Saturday’s performance won’t live long in the memory, but the result was the kind of win that keeps a promotion campaign ticking over. It lessens the need to get a result in this clash with a red-hot Portsmouth side, even if this is a potentially season-defining game nonetheless.
This is the first of the five fixtures we have to play against the current top six before the end of the season, all of which are at St Andrew’s. It means that our chances of finishing in the top two are within our hands, but to do so, we’ll have to start picking up the kind of results we’ve been close to on several occasions this year but haven’t quite pulled off.
This is when things get serious.
Another midweek game is hardly ideal, with this team in need of a rest given the sloppiness that has seeped into our performances recently. Rest is not an option right now, with Mark Robins having to balance rotating the squad with putting out a team that can get a result here.
Last week’s performance against Birmingham City is likely to have a bearing on Robins’ thinking heading into this game. Against a physically powerful central defensive pairing, going back to that strike pairing of Maxime Biamou and Amadou Bakayoko may give us a similar foothold in this game as we had last week.
Were those two to start here, it will be important that our midfield and wing-backs make ambitious runs to benefit from the furrow the duo plough for us in attack. Just who starts alongside Liam Kelly and Liam Walsh in midfield looks the key decision, with Jamie Allen’s greater mobility possibly giving him an edge over Jordan Shipley and Zain Westbrooke.
With Callum O’Hare presumably unavailable due to the nasty blow to the head he took on Saturday, Mark Robins’ options to change the game from the bench appear to be reduced. This could be an opportunity for Ryan Giles to make his debut – although Robins’ post-match comments on Saturday suggests that he is viewed as a wing-back rather than attacking option – or possibly a chance for Jordy Hiwula to come back into the fold.
Last Time We Met
Our last meeting with Portsmouth was one of those bizarre, scarcely credible games of football that crop up on occasion to remind you that you should never give up on a seemingly lost cause.
Despite a bright start for the Sky Blues, Portsmouth looked to be cruising to victory after rattling in two goals before half-time, another just afterwards and then Fankaty Dabo being sent off for a second yellow card to deny Portsmouth a fourth.
A penalty, converted by Matt Godden, seemed to sow the seeds of uncertainty in Portsmouth, who became overly cautious despite Gervane Kastaneer’s sending-off reducing us to nine-men just two minutes after Godden’s goal. By the time Michael Rose headed in a late equaliser to make it 3-3, there was almost an air of inevitability that the game would finish level despite Portsmouth being two men up and having had a two-goal lead.
Manager – Kenny Jackett
Having invested heavily over the summer, Portsmouth looked the division’s strongest side heading into the season.
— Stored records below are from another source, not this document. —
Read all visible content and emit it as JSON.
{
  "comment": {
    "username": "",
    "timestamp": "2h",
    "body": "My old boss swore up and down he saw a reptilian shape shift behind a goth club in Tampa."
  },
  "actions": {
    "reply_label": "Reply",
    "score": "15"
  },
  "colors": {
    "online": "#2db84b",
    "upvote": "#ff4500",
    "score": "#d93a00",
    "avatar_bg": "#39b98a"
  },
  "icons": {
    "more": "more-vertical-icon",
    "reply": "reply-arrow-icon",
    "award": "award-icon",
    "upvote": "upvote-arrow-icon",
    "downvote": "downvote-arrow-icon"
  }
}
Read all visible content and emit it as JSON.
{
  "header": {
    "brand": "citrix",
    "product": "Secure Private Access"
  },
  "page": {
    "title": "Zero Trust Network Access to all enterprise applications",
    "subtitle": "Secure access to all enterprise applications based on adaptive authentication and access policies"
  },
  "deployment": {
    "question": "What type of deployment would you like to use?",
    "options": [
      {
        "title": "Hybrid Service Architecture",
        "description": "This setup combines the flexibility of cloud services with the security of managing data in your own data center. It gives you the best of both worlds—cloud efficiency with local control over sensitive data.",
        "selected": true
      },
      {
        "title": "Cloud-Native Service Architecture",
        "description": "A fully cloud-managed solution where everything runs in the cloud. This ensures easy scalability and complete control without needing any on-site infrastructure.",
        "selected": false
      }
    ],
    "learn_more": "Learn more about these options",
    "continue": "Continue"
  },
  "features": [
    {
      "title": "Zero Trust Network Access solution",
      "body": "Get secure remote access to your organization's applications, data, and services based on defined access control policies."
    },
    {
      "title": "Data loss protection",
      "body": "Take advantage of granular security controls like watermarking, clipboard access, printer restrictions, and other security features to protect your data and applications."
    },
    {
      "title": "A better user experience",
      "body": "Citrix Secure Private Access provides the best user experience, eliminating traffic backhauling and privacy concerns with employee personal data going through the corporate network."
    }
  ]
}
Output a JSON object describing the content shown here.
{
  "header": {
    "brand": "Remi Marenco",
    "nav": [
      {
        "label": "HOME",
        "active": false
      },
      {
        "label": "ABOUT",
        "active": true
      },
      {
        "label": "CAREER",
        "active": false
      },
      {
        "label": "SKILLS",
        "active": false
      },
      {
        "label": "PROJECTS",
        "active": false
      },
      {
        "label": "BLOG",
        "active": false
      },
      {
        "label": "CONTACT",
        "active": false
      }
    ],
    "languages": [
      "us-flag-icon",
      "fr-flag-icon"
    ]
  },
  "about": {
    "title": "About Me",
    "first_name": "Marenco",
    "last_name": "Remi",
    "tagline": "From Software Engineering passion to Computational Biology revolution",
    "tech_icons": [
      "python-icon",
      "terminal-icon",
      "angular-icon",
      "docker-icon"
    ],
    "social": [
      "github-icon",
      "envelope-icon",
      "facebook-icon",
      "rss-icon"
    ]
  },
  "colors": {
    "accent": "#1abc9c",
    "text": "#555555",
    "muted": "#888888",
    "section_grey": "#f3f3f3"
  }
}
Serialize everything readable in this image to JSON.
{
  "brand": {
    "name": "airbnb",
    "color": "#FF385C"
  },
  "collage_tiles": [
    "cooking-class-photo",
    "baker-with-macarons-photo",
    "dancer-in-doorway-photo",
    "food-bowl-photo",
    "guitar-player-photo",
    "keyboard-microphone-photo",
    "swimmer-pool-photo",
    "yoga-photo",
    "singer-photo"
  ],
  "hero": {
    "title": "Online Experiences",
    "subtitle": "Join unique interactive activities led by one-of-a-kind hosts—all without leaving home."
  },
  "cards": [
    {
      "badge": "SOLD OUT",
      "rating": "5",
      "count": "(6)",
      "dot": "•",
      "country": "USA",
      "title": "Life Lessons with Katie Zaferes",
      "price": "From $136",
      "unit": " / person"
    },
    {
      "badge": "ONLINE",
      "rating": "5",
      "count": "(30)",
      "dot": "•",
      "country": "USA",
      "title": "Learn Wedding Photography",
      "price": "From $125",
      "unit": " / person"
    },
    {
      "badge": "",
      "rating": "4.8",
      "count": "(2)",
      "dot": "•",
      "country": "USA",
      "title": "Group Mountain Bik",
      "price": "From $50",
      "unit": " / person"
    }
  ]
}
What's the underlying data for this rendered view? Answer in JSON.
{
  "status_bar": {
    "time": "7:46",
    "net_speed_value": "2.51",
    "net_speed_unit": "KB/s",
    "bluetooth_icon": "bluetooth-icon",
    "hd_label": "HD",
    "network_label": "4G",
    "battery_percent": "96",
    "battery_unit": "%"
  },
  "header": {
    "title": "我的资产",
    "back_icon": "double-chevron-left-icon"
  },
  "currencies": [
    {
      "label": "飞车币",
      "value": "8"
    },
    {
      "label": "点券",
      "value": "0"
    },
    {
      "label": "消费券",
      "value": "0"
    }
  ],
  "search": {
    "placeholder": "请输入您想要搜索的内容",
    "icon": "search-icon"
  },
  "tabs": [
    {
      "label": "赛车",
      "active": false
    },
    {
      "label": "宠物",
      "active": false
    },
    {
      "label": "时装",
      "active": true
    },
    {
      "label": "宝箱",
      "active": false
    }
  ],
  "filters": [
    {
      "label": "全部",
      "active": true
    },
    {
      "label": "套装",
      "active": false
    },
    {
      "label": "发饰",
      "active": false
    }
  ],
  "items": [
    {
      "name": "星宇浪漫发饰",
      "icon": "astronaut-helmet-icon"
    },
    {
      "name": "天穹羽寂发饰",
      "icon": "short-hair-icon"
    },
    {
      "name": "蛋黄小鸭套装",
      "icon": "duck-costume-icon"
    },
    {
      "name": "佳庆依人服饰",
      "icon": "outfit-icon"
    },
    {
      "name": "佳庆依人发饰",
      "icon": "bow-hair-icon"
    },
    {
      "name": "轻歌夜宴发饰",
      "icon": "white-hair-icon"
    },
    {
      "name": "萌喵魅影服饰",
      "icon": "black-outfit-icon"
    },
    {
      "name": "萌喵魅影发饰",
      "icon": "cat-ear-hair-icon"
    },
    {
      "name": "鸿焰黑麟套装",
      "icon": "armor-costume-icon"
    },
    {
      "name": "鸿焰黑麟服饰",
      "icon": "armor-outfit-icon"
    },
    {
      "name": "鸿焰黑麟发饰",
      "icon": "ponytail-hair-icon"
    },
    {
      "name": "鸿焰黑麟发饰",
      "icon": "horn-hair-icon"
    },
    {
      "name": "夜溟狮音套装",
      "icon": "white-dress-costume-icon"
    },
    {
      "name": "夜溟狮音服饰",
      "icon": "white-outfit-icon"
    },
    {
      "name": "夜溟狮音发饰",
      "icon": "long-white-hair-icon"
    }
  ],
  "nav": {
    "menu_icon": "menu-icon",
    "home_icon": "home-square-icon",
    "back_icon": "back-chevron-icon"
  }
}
Some unconvincing performances and some baffling team selection decisions – including playing £2million striker John Marquis in a number 10 role where he rarely scored or assisted – put Kenny Jackett under considerable pressure early on this season.
Jackett has managed to gradually pull things back together to turn Portsmouth into the juggernaut that they currently are – having won their last nine games. A settled line-up has seen the defence tighten up, providing the quality Portsmouth have further forward the platform to decide tight games.
Who To Look Out For?
If there is one Portsmouth player we have to ensure has a quiet night, it is winger Ronan Curtis. Just about everything good about Portsmouth at the moment is going through the Irishman whose directness and technique give him the wonderful ability to produce something out of nothing.
On the opposite flank, Kenny Jackett is able to rotate between two pacey wingers in Ryan Williams and Marcus Harness that provide Portsmouth with some serious speed on the counter-attack that we’ll have to be wary of given the space our wing-backs can leave behind them when pushing forward.
Portsmouth’s strong defensive form recently has been built around the giant central defensive pairing of Sean Raggett and Christian Burgess, the sturdy James Bolton at right-back and youth academy goalkeeper Alex Bass coming into the side. While at left-back, the drive and energy of Birmingham City loanee Steve Seddon offers further variation to Portsmouth’s wide threat.
In central midfield, Tom Naylor remains a sturdy presence who helps slow the game down as and when required. He’ll be partnered by either Cameron McGeehan or Ben Close, who are much more forward-thinking and both capable of scoring from long range.
Where The Game Will Be Won Or Lost
While Portsmouth are heading into this game in imposing form, this game is arguably the toughest challenge for them on this run they’re on. Having failed to win a league game this season from a losing position, a strong start and an early goal here is going to ask Portsmouth different questions than they have been posed recently.
In away games especially, Kenny Jackett is a manager who places a huge value on the clean sheet in the belief that his team’s counter-attacking threat gets them in front and they can manage the rest of the game. This could well see us enjoy long spells of possession against a set defence, making the movement, speed and accuracy of our passing in midfield important here.
As it’s still too early in the season for must-win games, both managers are likely to be happy with the point here but Portsmouth’s form and greater levels of freshness would appear to give them the advantage here.